MicroStrategy is back. After a few years in which the business intelligence and analytics company made little noise, it's back with new energy, new capabilities for ad hoc and departmental users and a new educational push around what it calls its "Map of the Intelligent Enterprise."
I got the sense that most of the attendees of MicroStrategy World -- more than 2,000 executives from enterprise customers ranging from AIG, Coca-Cola and Merck to Citi, Optum, and UBS - were comfortable with what I would characterize as top-down messaging aimed at executives, analytics leaders, project managers and administrators of high-scale, enterprise-wide deployments.
As for the ease of use and agility of the new ad hoc and departmental capabilities, including Dossier, Desktop and Workstation, these were briefly demonstrated during chief technology officer Tim Lang's second-day keynote, but it was a fleeting glimpse.
Yes, there were detailed track sections and hands-on workshops for those interested, but if MicroStrategy is truly serious about retaining (or regaining) the self-service ad hoc and departmental workloads, it could do a better job of demonstrating and even celebrating its "massive departmental productivity" on the main stage. Show me, don't tell me. Let the live and video-taped customer testimonials include more front-line analysts, Dossier builders and ad hoc explorers rather than just the top-dog analytics executives.
The passion at MicroStrategy World was most evident around what MicroStrategy has always done best -- providing the platform for powerful analytical applications deployed at high scale. The company's prowess with a variety of consumption options was also on display, now extending from multi-screen conference room displays at the high end down to smart phones and smart watches.

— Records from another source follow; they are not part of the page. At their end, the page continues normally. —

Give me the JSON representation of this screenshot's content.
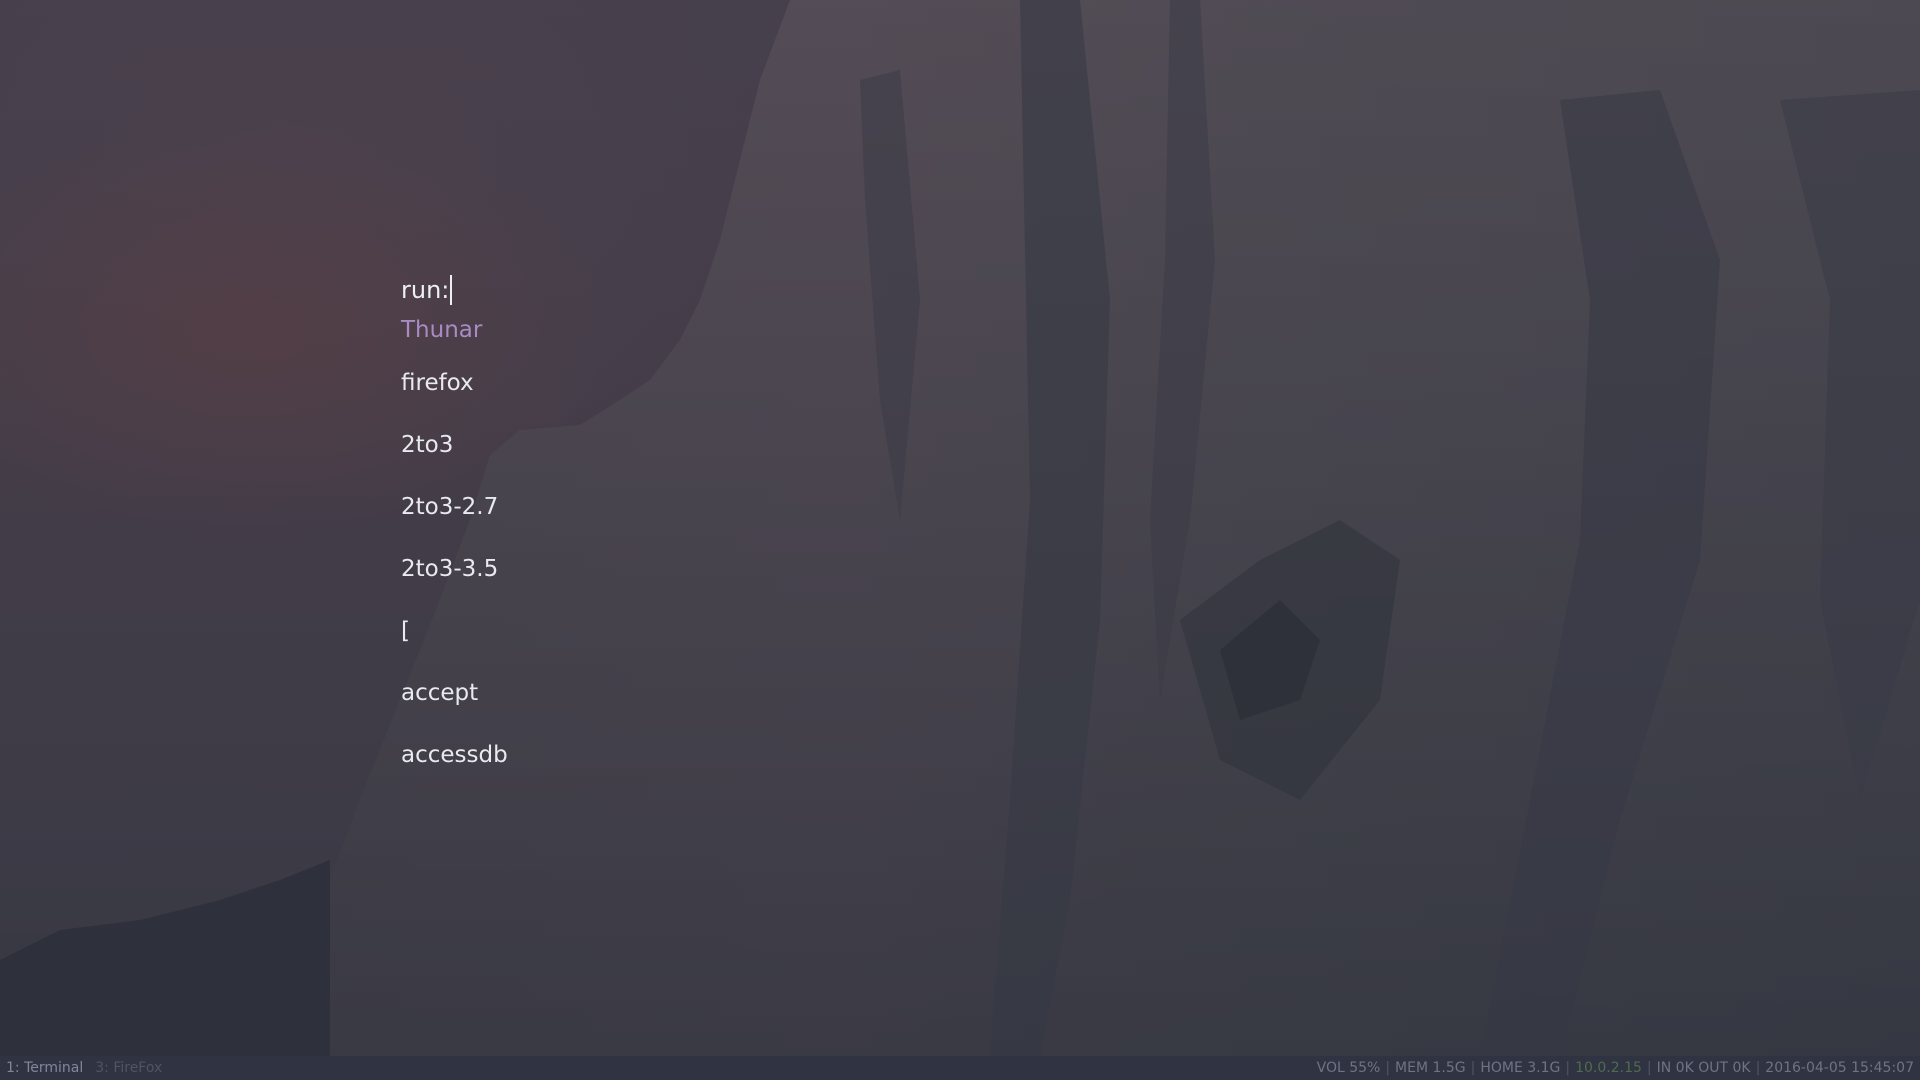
{
  "launcher": {
    "prompt_label": "run:",
    "query": "",
    "results": [
      {
        "label": "Thunar",
        "selected": true
      },
      {
        "label": "firefox",
        "selected": false
      },
      {
        "label": "2to3",
        "selected": false
      },
      {
        "label": "2to3-2.7",
        "selected": false
      },
      {
        "label": "2to3-3.5",
        "selected": false
      },
      {
        "label": "[",
        "selected": false
      },
      {
        "label": "accept",
        "selected": false
      },
      {
        "label": "accessdb",
        "selected": false
      }
    ]
  },
  "bar": {
    "workspaces": [
      {
        "label": "1: Terminal",
        "active": true
      },
      {
        "label": "3: FireFox",
        "active": false
      }
    ],
    "status": {
      "volume": "VOL 55%",
      "memory": "MEM 1.5G",
      "home": "HOME 3.1G",
      "ip": "10.0.2.15",
      "network": "IN 0K OUT 0K",
      "datetime": "2016-04-05 15:45:07"
    }
  },
  "colors": {
    "selected_result": "#a88bc4",
    "result_text": "#e8eaf0",
    "bar_background": "#303341",
    "bar_text": "#6e7386",
    "ip_text": "#4f6b50"
  }
}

And as the speed of decision making increases, there may be no time for such interaction. In that world, users will want to be able to simply ask questions and get precise answers and recommended actions.